-- INFORMATION PROVIDED --
____________________

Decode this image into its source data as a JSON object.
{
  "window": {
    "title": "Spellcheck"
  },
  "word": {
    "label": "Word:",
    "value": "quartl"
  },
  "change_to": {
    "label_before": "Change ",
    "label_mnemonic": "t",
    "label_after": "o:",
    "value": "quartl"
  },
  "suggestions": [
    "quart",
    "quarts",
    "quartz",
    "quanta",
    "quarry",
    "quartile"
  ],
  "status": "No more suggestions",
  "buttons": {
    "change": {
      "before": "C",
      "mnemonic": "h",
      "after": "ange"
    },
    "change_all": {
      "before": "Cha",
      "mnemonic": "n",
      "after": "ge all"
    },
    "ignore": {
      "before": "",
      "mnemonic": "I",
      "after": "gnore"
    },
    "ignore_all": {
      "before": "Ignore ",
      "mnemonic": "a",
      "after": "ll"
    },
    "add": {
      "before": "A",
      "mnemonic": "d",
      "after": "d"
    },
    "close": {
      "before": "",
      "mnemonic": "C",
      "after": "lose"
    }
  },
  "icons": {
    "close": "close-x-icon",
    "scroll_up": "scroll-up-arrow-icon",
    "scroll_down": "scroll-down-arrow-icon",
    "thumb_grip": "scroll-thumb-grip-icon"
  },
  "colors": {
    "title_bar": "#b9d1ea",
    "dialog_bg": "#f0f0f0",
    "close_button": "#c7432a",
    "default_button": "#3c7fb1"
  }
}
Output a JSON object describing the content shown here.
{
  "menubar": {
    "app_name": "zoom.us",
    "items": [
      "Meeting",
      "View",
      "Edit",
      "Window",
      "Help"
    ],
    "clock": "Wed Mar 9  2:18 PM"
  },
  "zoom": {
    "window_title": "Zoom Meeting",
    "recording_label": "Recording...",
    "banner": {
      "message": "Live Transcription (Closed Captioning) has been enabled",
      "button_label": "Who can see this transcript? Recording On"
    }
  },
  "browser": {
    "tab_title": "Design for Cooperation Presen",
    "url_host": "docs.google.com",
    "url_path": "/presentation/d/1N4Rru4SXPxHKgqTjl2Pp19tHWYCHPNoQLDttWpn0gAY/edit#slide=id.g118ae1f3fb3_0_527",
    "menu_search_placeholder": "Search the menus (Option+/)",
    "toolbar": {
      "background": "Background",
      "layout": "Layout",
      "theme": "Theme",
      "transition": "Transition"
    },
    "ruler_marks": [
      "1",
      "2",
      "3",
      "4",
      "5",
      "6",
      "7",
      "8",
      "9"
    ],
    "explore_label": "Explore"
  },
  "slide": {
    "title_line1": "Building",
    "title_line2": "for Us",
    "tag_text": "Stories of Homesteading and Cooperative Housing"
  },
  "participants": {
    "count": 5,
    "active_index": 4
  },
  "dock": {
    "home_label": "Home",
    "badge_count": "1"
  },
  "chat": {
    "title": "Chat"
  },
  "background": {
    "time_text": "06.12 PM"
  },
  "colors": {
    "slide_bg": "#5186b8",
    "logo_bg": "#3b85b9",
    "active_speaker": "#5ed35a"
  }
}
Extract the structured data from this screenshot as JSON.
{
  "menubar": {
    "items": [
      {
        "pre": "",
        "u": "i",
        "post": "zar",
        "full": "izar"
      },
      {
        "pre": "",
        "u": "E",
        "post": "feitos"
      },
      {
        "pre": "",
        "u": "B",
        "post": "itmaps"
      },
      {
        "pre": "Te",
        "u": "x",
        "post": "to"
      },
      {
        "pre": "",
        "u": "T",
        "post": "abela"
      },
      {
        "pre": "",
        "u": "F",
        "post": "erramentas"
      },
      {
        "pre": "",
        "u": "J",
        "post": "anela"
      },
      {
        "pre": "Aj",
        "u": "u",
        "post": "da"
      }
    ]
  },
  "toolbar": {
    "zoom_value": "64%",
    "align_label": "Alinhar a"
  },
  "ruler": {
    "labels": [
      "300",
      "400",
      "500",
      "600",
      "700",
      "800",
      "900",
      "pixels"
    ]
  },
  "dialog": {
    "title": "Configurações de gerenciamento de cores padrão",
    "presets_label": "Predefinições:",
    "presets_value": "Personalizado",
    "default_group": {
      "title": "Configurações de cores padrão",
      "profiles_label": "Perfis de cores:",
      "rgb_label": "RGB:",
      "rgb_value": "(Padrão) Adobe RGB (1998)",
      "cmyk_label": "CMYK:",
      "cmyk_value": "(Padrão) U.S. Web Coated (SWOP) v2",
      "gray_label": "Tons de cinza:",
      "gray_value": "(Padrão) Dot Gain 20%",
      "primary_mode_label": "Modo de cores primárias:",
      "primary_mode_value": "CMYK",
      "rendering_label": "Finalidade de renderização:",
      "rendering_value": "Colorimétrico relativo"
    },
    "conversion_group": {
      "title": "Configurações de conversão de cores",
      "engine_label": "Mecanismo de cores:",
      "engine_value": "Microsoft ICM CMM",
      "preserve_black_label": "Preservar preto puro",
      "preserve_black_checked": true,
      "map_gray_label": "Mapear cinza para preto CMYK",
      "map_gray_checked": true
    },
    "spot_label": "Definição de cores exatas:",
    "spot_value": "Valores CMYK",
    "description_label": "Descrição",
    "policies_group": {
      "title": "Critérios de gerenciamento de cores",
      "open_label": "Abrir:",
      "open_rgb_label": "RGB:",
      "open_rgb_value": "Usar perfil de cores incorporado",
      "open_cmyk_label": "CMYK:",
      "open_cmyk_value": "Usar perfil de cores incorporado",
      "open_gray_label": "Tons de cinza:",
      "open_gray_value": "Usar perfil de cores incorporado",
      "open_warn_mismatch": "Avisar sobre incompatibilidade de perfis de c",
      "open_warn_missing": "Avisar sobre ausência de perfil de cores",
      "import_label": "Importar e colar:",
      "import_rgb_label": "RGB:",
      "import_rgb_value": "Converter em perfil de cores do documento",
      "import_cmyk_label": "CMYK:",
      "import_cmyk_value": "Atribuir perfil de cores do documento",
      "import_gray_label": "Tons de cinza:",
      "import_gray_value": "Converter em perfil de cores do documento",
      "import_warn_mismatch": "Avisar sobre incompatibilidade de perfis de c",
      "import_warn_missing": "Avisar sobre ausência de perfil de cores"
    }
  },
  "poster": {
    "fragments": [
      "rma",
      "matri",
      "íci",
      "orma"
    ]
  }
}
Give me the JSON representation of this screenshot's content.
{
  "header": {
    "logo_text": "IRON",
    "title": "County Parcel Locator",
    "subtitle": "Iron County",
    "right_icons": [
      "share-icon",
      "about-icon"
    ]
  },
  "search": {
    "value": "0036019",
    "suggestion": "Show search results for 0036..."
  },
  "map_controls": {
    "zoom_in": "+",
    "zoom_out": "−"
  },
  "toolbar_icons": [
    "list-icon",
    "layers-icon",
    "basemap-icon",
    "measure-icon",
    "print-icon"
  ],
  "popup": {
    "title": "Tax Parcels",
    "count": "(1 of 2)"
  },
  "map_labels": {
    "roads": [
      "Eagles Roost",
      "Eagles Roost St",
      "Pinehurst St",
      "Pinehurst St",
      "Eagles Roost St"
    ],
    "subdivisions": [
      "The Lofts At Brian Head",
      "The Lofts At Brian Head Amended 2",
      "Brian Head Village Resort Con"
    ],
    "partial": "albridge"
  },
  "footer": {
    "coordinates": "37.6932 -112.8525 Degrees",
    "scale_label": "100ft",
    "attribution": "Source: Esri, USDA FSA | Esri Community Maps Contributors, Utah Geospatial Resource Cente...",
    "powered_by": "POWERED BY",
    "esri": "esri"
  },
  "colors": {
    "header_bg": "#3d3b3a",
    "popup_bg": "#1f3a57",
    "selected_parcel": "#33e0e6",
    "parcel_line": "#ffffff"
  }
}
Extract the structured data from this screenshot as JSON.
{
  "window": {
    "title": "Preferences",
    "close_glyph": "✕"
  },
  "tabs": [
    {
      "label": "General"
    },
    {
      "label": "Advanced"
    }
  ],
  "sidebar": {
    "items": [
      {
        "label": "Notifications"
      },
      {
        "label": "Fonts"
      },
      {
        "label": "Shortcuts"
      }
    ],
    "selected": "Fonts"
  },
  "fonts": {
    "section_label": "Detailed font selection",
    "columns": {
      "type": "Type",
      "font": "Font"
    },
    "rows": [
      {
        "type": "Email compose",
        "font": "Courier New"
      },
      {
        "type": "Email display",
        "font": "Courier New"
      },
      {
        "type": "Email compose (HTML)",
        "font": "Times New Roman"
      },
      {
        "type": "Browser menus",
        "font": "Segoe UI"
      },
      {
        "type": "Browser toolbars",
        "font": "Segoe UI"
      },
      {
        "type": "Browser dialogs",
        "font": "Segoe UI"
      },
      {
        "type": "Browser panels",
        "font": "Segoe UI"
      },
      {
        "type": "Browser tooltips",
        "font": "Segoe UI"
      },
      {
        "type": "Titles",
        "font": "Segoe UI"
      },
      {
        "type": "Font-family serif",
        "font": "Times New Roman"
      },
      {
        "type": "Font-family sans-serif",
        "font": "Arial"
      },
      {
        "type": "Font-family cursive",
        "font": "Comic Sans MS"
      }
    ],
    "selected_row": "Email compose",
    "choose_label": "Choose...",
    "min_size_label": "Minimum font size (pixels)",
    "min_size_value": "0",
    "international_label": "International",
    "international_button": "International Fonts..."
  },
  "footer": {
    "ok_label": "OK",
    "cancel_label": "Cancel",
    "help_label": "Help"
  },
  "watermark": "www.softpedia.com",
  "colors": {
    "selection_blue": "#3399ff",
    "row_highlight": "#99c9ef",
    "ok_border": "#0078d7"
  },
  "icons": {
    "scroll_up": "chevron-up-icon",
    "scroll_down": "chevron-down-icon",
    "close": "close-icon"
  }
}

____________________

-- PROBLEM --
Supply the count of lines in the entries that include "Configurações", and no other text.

-- ANSWER SPACE --
3